Primary Outcome Measures:
  • Prevalence of severe anaemia among children under five years of age after peak malaria transmission season.

Secondary Outcome Measures:
  • • Mean haemoglobin count among the two groups at study end
  • • Number of admissions to hospital with malaria among children under five years of age in both groups
  • • Average number of visits to per child under five years to primary care facility among both groups
  • • Anthropometric measurements of children in the two groups
  • • All cause mortality in both groups, all ages

Estimated Enrollment: 2000
Study Start Date: April 2004
Study Completion Date: February 2005
  Show Detailed Description


Ages Eligible for Study:   6 Months to 5 Years   (Child)
Sexes Eligible for Study:   All
Accepts Healthy Volunteers:   No

Inclusion Criteria:

  • Child in household aged between 6 months and 5 years
  • Informed consent from parents
  • Household to which child belongs resident in the Dodowa sub district and intending to remain resident until the end of the next two years

Exclusion Criteria:

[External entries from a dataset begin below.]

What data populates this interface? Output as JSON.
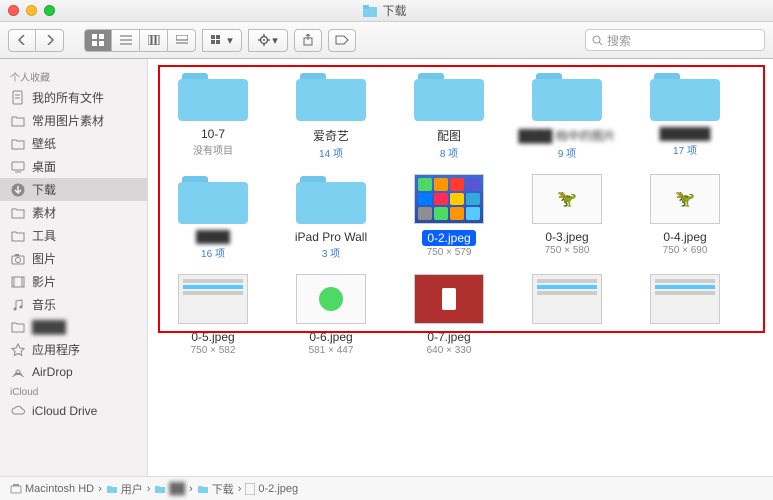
{
  "window": {
    "title": "下载",
    "icon": "folder-icon"
  },
  "toolbar": {
    "search_placeholder": "搜索"
  },
  "sidebar": {
    "sections": [
      {
        "header": "个人收藏",
        "items": [
          {
            "icon": "doc",
            "label": "我的所有文件"
          },
          {
            "icon": "folder",
            "label": "常用图片素材"
          },
          {
            "icon": "folder",
            "label": "壁纸"
          },
          {
            "icon": "desktop",
            "label": "桌面"
          },
          {
            "icon": "download",
            "label": "下载",
            "selected": true
          },
          {
            "icon": "folder",
            "label": "素材"
          },
          {
            "icon": "folder",
            "label": "工具"
          },
          {
            "icon": "camera",
            "label": "图片"
          },
          {
            "icon": "film",
            "label": "影片"
          },
          {
            "icon": "music",
            "label": "音乐"
          },
          {
            "icon": "folder",
            "label": "████",
            "blur": true
          },
          {
            "icon": "app",
            "label": "应用程序"
          },
          {
            "icon": "airdrop",
            "label": "AirDrop"
          }
        ]
      },
      {
        "header": "iCloud",
        "items": [
          {
            "icon": "cloud",
            "label": "iCloud Drive"
          }
        ]
      }
    ]
  },
  "files": [
    {
      "type": "folder",
      "name": "10-7",
      "sub": "没有项目"
    },
    {
      "type": "folder",
      "name": "爱奇艺",
      "sub": "14 项",
      "blue": true
    },
    {
      "type": "folder",
      "name": "配图",
      "sub": "8 项",
      "blue": true
    },
    {
      "type": "folder",
      "name": "████ 档中的图片",
      "sub": "9 项",
      "blue": true,
      "blur": true
    },
    {
      "type": "folder",
      "name": "██████",
      "sub": "17 项",
      "blue": true,
      "blur": true
    },
    {
      "type": "folder",
      "name": "████",
      "sub": "16 项",
      "blue": true,
      "blur": true
    },
    {
      "type": "folder",
      "name": "iPad Pro Wall",
      "sub": "3 项",
      "blue": true
    },
    {
      "type": "image",
      "name": "0-2.jpeg",
      "sub": "750 × 579",
      "selected": true,
      "preview": "ios"
    },
    {
      "type": "image",
      "name": "0-3.jpeg",
      "sub": "750 × 580",
      "preview": "dino"
    },
    {
      "type": "image",
      "name": "0-4.jpeg",
      "sub": "750 × 690",
      "preview": "dino"
    },
    {
      "type": "image",
      "name": "0-5.jpeg",
      "sub": "750 × 582",
      "preview": "screenshot"
    },
    {
      "type": "image",
      "name": "0-6.jpeg",
      "sub": "581 × 447",
      "preview": "green"
    },
    {
      "type": "image",
      "name": "0-7.jpeg",
      "sub": "640 × 330",
      "preview": "dark"
    },
    {
      "type": "image",
      "name": "",
      "sub": "",
      "preview": "screenshot"
    },
    {
      "type": "image",
      "name": "",
      "sub": "",
      "preview": "screenshot"
    }
  ],
  "path": [
    "Macintosh HD",
    "用户",
    "██",
    "下载",
    "0-2.jpeg"
  ]
}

  • Parents refuse to participate in the study
  • Household due to emigrate from study area within two years
  • Household currently enrolled
  Contacts and Locations
Choosing to participate in a study is an important personal decision. Talk with your doctor and family members or friends about deciding to join a study. To learn more about this study, you or your doctor may contact the study research staff using the Contacts provided below. For general information, see Learn About Clinical Studies.

Please refer to this study by its identifier: NCT00146692

Dangme West District
Dodowa, Ghana
Sponsors and Collaborators
London School of Hygiene and Tropical Medicine
Dangme West Health District, Ghana
Study Director: Evelyn Ansah, MD Dangme West / LSHTM
Study Chair: Christopher Whitty, FRCP LSHTM
  More Information

Responsible Party: Brian Greenwood, Professor, London School of Hygiene and Tropical Medicine Identifier: NCT00146692     History of Changes
Other Study ID Numbers: ITCR5095
Study First Received: September 5, 2005
Last Updated: January 11, 2017

Keywords provided by London School of Hygiene and Tropical Medicine:

Additional relevant MeSH terms:
Protozoan Infections
Parasitic Diseases processed this record on May 25, 2017